= What you need to do =
Pull every line that includes the word "reset" from the data.

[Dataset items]
◆ ◆ ◆ ◆ ◆
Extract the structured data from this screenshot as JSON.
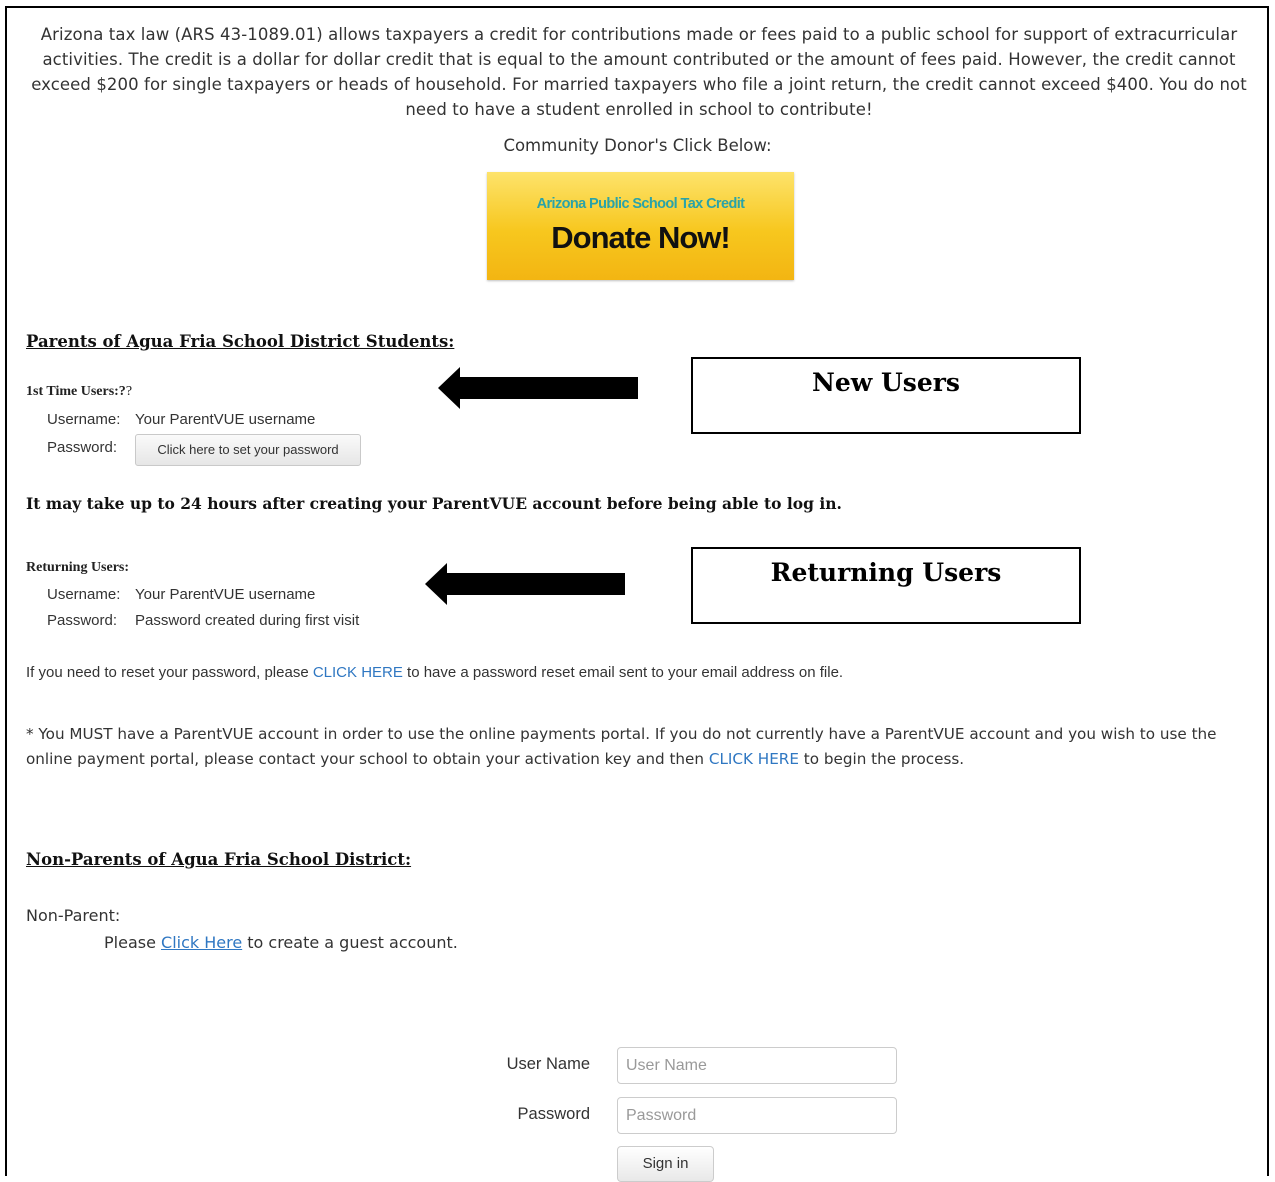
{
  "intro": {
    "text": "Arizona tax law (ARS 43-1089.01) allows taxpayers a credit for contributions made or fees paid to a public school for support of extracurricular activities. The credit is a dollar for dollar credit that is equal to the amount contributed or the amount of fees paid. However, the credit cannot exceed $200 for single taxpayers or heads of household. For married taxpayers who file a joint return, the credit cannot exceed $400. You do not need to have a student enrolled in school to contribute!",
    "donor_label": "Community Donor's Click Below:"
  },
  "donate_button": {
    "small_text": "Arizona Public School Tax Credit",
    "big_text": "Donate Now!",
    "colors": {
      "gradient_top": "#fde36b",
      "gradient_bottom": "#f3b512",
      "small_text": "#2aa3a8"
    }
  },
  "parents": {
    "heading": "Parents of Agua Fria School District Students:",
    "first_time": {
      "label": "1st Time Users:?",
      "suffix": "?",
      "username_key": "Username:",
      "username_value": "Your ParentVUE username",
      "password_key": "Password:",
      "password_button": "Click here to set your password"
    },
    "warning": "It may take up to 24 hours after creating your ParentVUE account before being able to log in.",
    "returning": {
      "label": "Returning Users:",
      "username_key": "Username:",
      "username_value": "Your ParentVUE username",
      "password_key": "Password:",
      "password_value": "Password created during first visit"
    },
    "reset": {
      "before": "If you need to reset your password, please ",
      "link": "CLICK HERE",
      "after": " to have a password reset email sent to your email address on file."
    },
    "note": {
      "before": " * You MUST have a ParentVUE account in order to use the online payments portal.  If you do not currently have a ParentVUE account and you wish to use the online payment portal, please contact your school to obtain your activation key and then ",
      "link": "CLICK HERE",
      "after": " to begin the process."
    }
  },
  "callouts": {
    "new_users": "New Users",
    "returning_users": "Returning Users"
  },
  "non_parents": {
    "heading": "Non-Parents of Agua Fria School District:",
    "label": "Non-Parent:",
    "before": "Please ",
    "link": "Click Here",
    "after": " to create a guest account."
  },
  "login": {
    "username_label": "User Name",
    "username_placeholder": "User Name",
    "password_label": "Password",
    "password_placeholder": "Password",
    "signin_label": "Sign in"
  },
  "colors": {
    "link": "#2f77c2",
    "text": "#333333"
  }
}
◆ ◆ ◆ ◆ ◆
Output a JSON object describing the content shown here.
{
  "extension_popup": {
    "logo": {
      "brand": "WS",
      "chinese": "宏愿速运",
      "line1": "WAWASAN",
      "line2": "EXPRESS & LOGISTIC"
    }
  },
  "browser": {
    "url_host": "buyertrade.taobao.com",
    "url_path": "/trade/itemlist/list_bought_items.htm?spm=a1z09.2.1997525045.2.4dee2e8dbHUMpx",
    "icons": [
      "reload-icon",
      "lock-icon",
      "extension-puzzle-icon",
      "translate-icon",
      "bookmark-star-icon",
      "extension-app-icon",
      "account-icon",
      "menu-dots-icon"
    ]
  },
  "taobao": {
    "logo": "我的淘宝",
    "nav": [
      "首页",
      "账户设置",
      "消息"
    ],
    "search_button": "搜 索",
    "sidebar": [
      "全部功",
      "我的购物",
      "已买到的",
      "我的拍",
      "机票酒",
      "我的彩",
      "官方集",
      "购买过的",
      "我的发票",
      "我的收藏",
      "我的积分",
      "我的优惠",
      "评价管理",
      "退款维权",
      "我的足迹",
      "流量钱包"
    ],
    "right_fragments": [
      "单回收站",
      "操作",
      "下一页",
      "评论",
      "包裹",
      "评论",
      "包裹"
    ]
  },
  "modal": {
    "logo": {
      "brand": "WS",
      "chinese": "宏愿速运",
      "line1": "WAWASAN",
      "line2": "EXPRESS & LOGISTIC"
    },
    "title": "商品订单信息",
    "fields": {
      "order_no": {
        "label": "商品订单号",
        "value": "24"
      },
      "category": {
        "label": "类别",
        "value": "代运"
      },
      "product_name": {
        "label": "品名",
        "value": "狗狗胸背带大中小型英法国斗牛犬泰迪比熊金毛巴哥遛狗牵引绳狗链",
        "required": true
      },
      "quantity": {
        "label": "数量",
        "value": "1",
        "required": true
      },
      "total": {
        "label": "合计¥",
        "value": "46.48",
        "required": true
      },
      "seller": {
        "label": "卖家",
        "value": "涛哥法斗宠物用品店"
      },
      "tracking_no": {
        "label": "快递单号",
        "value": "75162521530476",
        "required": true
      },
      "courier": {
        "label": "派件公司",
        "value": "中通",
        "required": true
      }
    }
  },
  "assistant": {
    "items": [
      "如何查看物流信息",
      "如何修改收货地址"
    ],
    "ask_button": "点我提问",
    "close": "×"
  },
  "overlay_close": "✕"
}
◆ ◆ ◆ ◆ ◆
= Answer section =
    "reset": {
      "before": "If you need to reset your password, please ",
      "after": " to have a password reset email sent to your email address on file."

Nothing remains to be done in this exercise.